While they may not be as dynamic as an iPad, textbooks are not passive or lifeless. For example, over the centuries, they have simulated (模擬) dialogues in a number of ways. From 1800 to the present day, textbooks have done this by posing questions for students to answer inductively (歸納性地). That means students are asked to use their individual experience to come up with answers to general questions. Today's psychology texts, for example, ask: "How much of your personality do you think you inherited?" while ones in physics say: "How can you predict where the ball you tossed will land?"
Experts observe that "textbooks come in layers, something like an onion." For an active learner, engaging with a textbook can be an interactive experience. Readers proceed at their own pace. They "customize" their books by engaging with different layers and linkages. Highlighting, Post-It notes, dog-ears and other techniques allow for further customization that students value in print books over digital forms of books.
46. What does the passage say about open educational resources?
A) They contribute to teaching as much as to learning.
B) They don't profit as much as traditional textbooks do.
C) They can't connect professors and students as textbooks do.
D) They compete fercely for customers with textbook producers.
47. What is the main cause of the publishers' losses?
A) Failure to meet student need.
B) Industry restructuring.
C) Emergence of e-books.
D) Flling sales.
48. What does the textbook industry need to do?
A) Reform its structures.
B) Cut its retail prices.
C) Find replacements for printed textbooks.
D) Change its business strategy periodically.
49. What are students expected to do in the learning process?
A) Think carefully before answering each question.
B) Ask questions based on their own understanding.
C) Answer questions using their personal experience.
D) Give answers showing their respective personality.
50. What do experts say about students using textbooks?

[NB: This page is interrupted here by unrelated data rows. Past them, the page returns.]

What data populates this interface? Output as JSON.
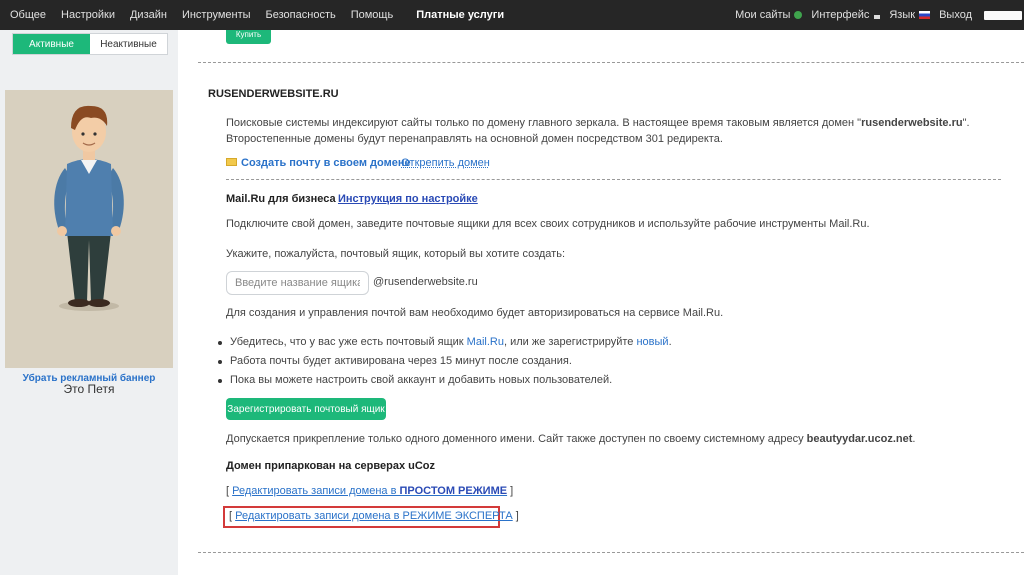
{
  "topnav": {
    "left": [
      "Общее",
      "Настройки",
      "Дизайн",
      "Инструменты",
      "Безопасность",
      "Помощь"
    ],
    "active": "Платные услуги",
    "my_sites": "Мои сайты",
    "interface": "Интерфейс",
    "language": "Язык",
    "logout": "Выход"
  },
  "sidebar": {
    "tab_active": "Активные",
    "tab_inactive": "Неактивные",
    "banner_caption": "Это Петя",
    "remove_banner": "Убрать рекламный баннер"
  },
  "main": {
    "buy_label": "Купить",
    "domain_title": "RUSENDERWEBSITE.RU",
    "mirror_text_1": "Поисковые системы индексируют сайты только по домену главного зеркала. В настоящее время таковым является домен \"",
    "mirror_domain": "rusenderwebsite.ru",
    "mirror_text_1_end": "\".",
    "mirror_text_2": "Второстепенные домены будут перенаправлять на основной домен посредством 301 редиректа.",
    "create_mail_link": "Создать почту в своем домене",
    "unpin_domain_link": "Открепить домен",
    "mailru_title": "Mail.Ru для бизнеса",
    "mailru_instruction": "Инструкция по настройке",
    "connect_text": "Подключите свой домен, заведите почтовые ящики для всех своих сотрудников и используйте рабочие инструменты Mail.Ru.",
    "specify_text": "Укажите, пожалуйста, почтовый ящик, который вы хотите создать:",
    "mailbox_placeholder": "Введите название ящика",
    "domain_suffix": "@rusenderwebsite.ru",
    "auth_text": "Для создания и управления почтой вам необходимо будет авторизироваться на сервисе Mail.Ru.",
    "bullet_1_pre": "Убедитесь, что у вас уже есть почтовый ящик ",
    "bullet_1_link1": "Mail.Ru",
    "bullet_1_mid": ", или же зарегистрируйте ",
    "bullet_1_link2": "новый",
    "bullet_1_end": ".",
    "bullet_2": "Работа почты будет активирована через 15 минут после создания.",
    "bullet_3": "Пока вы можете настроить свой аккаунт и добавить новых пользователей.",
    "register_button": "Зарегистрировать почтовый ящик",
    "one_domain_text": "Допускается прикрепление только одного доменного имени. Сайт также доступен по своему системному адресу ",
    "system_address": "beautyydar.ucoz.net",
    "one_domain_end": ".",
    "parked_title": "Домен припаркован на серверах uCoz",
    "edit_simple_pre": "Редактировать записи домена в ",
    "edit_simple_mode": "ПРОСТОМ РЕЖИМЕ",
    "edit_expert": "Редактировать записи домена в РЕЖИМЕ ЭКСПЕРТА",
    "bracket_open": "[ ",
    "bracket_close": " ]"
  }
}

A) They can digitalize the prints easily.
B) They can leam in an interactive way.
C) They can purchase custonized versions.
D) They can adapt the material themselves.